This publicity photo of Arthur Batcheller, Radio Inspector for the second district, appeared on page 146 of the December, 1922 issue of Radio Broadcast.
The second district was headquartered in New York City, the largest U.S. port. Given the importance of radio to shipping, this was one of the most prominent posts in the Commerce Department's radio inspection service.
Arthur Batcheller is probably the best known of the Radio Inspectors, because of a run-in with Lee De Forest that occurred about three years before this photograph was run. In early 1920, De Forest moved his experimental station, 2XG, from High Bridge in the Bronx to Manhattan, without first obtaining government approval. Batcheller shut down the station because of this serious infraction. De Forest, in his 1950 autobiography, Father of Radio, both misspells the inspector's name as "Bachelor" and paints him as narrow-minded and short-sighted, quoting Batcheller as saying "there is no room in the ether for entertainment". Given De Forest's propensity for engaging in questionable activities, a more accurate explanation would be that De Forest got caught trying, once again, to exempt himself from established -- and sensible -- rules of behavior.

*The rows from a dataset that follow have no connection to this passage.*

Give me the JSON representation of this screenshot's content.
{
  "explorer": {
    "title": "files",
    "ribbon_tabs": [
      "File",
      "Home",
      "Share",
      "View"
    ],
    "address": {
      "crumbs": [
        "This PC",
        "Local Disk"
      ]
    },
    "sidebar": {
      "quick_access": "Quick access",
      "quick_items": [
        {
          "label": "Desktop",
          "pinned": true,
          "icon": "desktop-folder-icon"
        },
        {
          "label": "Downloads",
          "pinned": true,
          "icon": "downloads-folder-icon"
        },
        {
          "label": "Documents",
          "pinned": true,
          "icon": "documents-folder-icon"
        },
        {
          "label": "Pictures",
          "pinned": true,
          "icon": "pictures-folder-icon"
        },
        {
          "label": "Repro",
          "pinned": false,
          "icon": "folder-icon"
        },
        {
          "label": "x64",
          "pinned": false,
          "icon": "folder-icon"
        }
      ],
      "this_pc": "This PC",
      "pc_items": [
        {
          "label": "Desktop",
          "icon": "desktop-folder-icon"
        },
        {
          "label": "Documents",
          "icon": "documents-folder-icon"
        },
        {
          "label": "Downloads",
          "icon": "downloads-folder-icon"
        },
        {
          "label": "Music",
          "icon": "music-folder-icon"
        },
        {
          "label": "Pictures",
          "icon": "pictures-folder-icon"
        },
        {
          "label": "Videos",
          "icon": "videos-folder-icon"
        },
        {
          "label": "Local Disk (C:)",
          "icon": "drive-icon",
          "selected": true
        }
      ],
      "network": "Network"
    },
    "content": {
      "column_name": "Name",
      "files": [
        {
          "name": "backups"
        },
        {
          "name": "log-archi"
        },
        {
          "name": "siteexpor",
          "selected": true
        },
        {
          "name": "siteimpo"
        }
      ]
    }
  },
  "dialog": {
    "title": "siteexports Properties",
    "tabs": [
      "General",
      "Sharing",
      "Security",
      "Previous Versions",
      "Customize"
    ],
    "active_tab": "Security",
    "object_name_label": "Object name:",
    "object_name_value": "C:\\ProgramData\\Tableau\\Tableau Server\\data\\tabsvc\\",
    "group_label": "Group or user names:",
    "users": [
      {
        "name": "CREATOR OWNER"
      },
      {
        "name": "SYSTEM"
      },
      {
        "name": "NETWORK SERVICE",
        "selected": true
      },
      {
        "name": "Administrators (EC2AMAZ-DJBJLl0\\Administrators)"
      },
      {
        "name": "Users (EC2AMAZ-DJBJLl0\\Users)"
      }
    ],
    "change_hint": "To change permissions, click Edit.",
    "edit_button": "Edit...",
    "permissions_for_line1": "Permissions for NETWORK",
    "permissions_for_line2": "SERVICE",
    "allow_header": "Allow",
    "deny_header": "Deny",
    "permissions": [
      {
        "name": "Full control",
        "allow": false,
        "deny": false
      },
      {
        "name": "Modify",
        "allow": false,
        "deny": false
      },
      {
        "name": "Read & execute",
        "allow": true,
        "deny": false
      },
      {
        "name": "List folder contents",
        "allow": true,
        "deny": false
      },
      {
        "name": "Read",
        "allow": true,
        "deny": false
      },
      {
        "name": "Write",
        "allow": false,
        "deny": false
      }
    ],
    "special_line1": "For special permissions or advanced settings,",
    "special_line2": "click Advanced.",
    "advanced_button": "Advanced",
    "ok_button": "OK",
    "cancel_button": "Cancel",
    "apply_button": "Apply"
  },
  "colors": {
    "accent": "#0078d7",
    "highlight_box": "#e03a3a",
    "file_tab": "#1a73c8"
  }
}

Arthur Batcheller had a long, distinguished career in the Radio Service. Carl Dreher, in his 1976 book, Sarnoff: An American Success, mentions the De Forest incident in passing, and notes that, from his own personal experience, Batcheller was an "intelligent, fair-minded" individual. (Unfortunately, Dreher also uses De Forest's misspelling of Batcheller's name). In addition, Batcheller was personally applauded, in 1921, by RCA, for helping them set up on short notice a station to broadcast the Jack Dempsey-Georges Carpentier heavyweight fight.
Arthur Batcheller's papers are located at Northeastern University in Boston, Massachusetts.